Website and app data records:
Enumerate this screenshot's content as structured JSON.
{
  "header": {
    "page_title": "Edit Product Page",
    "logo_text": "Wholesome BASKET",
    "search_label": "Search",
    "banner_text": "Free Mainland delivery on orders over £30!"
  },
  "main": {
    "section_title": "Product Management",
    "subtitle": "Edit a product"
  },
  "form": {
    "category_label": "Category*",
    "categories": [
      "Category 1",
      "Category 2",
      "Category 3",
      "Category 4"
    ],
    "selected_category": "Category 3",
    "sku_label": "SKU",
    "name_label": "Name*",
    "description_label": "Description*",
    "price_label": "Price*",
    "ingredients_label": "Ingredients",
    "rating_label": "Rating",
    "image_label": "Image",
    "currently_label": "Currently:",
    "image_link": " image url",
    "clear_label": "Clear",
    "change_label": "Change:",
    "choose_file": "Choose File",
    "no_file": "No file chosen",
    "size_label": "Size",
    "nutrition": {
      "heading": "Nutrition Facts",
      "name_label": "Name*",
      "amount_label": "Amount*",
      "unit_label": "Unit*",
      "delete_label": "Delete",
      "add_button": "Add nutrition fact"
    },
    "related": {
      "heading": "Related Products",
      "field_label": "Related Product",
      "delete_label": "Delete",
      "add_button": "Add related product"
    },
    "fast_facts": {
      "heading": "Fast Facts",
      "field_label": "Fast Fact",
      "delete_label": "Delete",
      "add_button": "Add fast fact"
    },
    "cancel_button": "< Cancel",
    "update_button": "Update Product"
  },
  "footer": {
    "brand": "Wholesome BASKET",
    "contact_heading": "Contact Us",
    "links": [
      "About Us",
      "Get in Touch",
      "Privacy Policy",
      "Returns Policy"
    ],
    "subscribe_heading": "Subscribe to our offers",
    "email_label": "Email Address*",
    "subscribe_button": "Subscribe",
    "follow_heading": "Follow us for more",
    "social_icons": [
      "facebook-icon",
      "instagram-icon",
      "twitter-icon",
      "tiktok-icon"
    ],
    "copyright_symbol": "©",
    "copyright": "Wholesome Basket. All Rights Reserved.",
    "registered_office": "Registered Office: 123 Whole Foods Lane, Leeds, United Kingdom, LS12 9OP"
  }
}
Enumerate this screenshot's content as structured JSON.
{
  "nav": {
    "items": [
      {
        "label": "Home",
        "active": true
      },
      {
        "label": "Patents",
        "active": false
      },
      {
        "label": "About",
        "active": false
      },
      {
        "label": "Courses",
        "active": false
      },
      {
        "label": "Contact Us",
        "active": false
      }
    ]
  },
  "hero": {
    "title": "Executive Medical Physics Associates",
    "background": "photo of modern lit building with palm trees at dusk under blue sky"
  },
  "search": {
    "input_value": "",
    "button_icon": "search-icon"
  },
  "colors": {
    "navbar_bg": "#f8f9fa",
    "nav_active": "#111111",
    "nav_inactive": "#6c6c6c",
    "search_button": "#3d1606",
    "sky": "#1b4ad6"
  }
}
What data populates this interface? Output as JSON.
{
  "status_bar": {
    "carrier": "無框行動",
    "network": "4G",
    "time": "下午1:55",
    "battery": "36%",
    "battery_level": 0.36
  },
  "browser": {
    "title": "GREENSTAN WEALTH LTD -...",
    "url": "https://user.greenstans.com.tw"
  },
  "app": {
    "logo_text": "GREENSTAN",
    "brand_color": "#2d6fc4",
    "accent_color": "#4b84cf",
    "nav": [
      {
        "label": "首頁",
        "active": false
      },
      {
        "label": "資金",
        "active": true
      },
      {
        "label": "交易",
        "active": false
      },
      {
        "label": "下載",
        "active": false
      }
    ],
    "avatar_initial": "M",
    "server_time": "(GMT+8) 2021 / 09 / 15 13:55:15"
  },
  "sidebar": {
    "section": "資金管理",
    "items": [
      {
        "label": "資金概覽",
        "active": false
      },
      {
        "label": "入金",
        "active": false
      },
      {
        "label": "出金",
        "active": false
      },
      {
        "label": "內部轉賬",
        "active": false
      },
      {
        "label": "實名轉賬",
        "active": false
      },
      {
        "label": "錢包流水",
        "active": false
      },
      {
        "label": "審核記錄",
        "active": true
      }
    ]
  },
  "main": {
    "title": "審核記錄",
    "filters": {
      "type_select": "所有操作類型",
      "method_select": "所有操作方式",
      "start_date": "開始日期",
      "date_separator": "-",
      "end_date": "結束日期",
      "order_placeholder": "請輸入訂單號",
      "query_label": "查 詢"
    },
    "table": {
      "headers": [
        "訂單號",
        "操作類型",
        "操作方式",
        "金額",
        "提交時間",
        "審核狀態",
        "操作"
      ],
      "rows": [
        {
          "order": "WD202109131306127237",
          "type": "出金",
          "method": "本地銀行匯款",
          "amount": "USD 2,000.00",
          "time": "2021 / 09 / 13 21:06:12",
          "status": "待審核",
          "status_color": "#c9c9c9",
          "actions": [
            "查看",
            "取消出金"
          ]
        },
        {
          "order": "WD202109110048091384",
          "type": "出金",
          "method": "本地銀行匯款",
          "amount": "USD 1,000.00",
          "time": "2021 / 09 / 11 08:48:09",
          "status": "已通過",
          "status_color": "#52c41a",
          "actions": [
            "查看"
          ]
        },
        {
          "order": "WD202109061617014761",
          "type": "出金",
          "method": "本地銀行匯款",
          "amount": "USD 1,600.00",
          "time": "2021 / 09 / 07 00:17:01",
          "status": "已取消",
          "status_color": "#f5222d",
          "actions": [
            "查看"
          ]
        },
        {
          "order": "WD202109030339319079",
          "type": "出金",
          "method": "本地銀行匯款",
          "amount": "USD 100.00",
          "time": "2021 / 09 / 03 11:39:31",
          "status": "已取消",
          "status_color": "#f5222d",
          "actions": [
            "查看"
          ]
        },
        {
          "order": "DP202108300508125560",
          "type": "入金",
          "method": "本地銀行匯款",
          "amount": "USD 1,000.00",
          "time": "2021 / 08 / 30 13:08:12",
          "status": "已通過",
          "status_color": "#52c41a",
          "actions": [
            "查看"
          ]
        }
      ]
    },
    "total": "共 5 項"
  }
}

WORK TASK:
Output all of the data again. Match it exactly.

YOUR SOLUTION:
Enumerate this screenshot's content as structured JSON.
{
  "header": {
    "page_title": "Edit Product Page",
    "logo_text": "Wholesome BASKET",
    "search_label": "Search",
    "banner_text": "Free Mainland delivery on orders over £30!"
  },
  "main": {
    "section_title": "Product Management",
    "subtitle": "Edit a product"
  },
  "form": {
    "category_label": "Category*",
    "categories": [
      "Category 1",
      "Category 2",
      "Category 3",
      "Category 4"
    ],
    "selected_category": "Category 3",
    "sku_label": "SKU",
    "name_label": "Name*",
    "description_label": "Description*",
    "price_label": "Price*",
    "ingredients_label": "Ingredients",
    "rating_label": "Rating",
    "image_label": "Image",
    "currently_label": "Currently:",
    "image_link": " image url",
    "clear_label": "Clear",
    "change_label": "Change:",
    "choose_file": "Choose File",
    "no_file": "No file chosen",
    "size_label": "Size",
    "nutrition": {
      "heading": "Nutrition Facts",
      "name_label": "Name*",
      "amount_label": "Amount*",
      "unit_label": "Unit*",
      "delete_label": "Delete",
      "add_button": "Add nutrition fact"
    },
    "related": {
      "heading": "Related Products",
      "field_label": "Related Product",
      "delete_label": "Delete",
      "add_button": "Add related product"
    },
    "fast_facts": {
      "heading": "Fast Facts",
      "field_label": "Fast Fact",
      "delete_label": "Delete",
      "add_button": "Add fast fact"
    },
    "cancel_button": "< Cancel",
    "update_button": "Update Product"
  },
  "footer": {
    "brand": "Wholesome BASKET",
    "contact_heading": "Contact Us",
    "links": [
      "About Us",
      "Get in Touch",
      "Privacy Policy",
      "Returns Policy"
    ],
    "subscribe_heading": "Subscribe to our offers",
    "email_label": "Email Address*",
    "subscribe_button": "Subscribe",
    "follow_heading": "Follow us for more",
    "social_icons": [
      "facebook-icon",
      "instagram-icon",
      "twitter-icon",
      "tiktok-icon"
    ],
    "copyright_symbol": "©",
    "copyright": "Wholesome Basket. All Rights Reserved.",
    "registered_office": "Registered Office: 123 Whole Foods Lane, Leeds, United Kingdom, LS12 9OP"
  }
}
Enumerate this screenshot's content as structured JSON.
{
  "nav": {
    "items": [
      {
        "label": "Home",
        "active": true
      },
      {
        "label": "Patents",
        "active": false
      },
      {
        "label": "About",
        "active": false
      },
      {
        "label": "Courses",
        "active": false
      },
      {
        "label": "Contact Us",
        "active": false
      }
    ]
  },
  "hero": {
    "title": "Executive Medical Physics Associates",
    "background": "photo of modern lit building with palm trees at dusk under blue sky"
  },
  "search": {
    "input_value": "",
    "button_icon": "search-icon"
  },
  "colors": {
    "navbar_bg": "#f8f9fa",
    "nav_active": "#111111",
    "nav_inactive": "#6c6c6c",
    "search_button": "#3d1606",
    "sky": "#1b4ad6"
  }
}
What data populates this interface? Output as JSON.
{
  "status_bar": {
    "carrier": "無框行動",
    "network": "4G",
    "time": "下午1:55",
    "battery": "36%",
    "battery_level": 0.36
  },
  "browser": {
    "title": "GREENSTAN WEALTH LTD -...",
    "url": "https://user.greenstans.com.tw"
  },
  "app": {
    "logo_text": "GREENSTAN",
    "brand_color": "#2d6fc4",
    "accent_color": "#4b84cf",
    "nav": [
      {
        "label": "首頁",
        "active": false
      },
      {
        "label": "資金",
        "active": true
      },
      {
        "label": "交易",
        "active": false
      },
      {
        "label": "下載",
        "active": false
      }
    ],
    "avatar_initial": "M",
    "server_time": "(GMT+8) 2021 / 09 / 15 13:55:15"
  },
  "sidebar": {
    "section": "資金管理",
    "items": [
      {
        "label": "資金概覽",
        "active": false
      },
      {
        "label": "入金",
        "active": false
      },
      {
        "label": "出金",
        "active": false
      },
      {
        "label": "內部轉賬",
        "active": false
      },
      {
        "label": "實名轉賬",
        "active": false
      },
      {
        "label": "錢包流水",
        "active": false
      },
      {
        "label": "審核記錄",
        "active": true
      }
    ]
  },
  "main": {
    "title": "審核記錄",
    "filters": {
      "type_select": "所有操作類型",
      "method_select": "所有操作方式",
      "start_date": "開始日期",
      "date_separator": "-",
      "end_date": "結束日期",
      "order_placeholder": "請輸入訂單號",
      "query_label": "查 詢"
    },
    "table": {
      "headers": [
        "訂單號",
        "操作類型",
        "操作方式",
        "金額",
        "提交時間",
        "審核狀態",
        "操作"
      ],
      "rows": [
        {
          "order": "WD202109131306127237",
          "type": "出金",
          "method": "本地銀行匯款",
          "amount": "USD 2,000.00",
          "time": "2021 / 09 / 13 21:06:12",
          "status": "待審核",
          "status_color": "#c9c9c9",
          "actions": [
            "查看",
            "取消出金"
          ]
        },
        {
          "order": "WD202109110048091384",
          "type": "出金",
          "method": "本地銀行匯款",
          "amount": "USD 1,000.00",
          "time": "2021 / 09 / 11 08:48:09",
          "status": "已通過",
          "status_color": "#52c41a",
          "actions": [
            "查看"
          ]
        },
        {
          "order": "WD202109061617014761",
          "type": "出金",
          "method": "本地銀行匯款",
          "amount": "USD 1,600.00",
          "time": "2021 / 09 / 07 00:17:01",
          "status": "已取消",
          "status_color": "#f5222d",
          "actions": [
            "查看"
          ]
        },
        {
          "order": "WD202109030339319079",
          "type": "出金",
          "method": "本地銀行匯款",
          "amount": "USD 100.00",
          "time": "2021 / 09 / 03 11:39:31",
          "status": "已取消",
          "status_color": "#f5222d",
          "actions": [
            "查看"
          ]
        },
        {
          "order": "DP202108300508125560",
          "type": "入金",
          "method": "本地銀行匯款",
          "amount": "USD 1,000.00",
          "time": "2021 / 08 / 30 13:08:12",
          "status": "已通過",
          "status_color": "#52c41a",
          "actions": [
            "查看"
          ]
        }
      ]
    },
    "total": "共 5 項"
  }
}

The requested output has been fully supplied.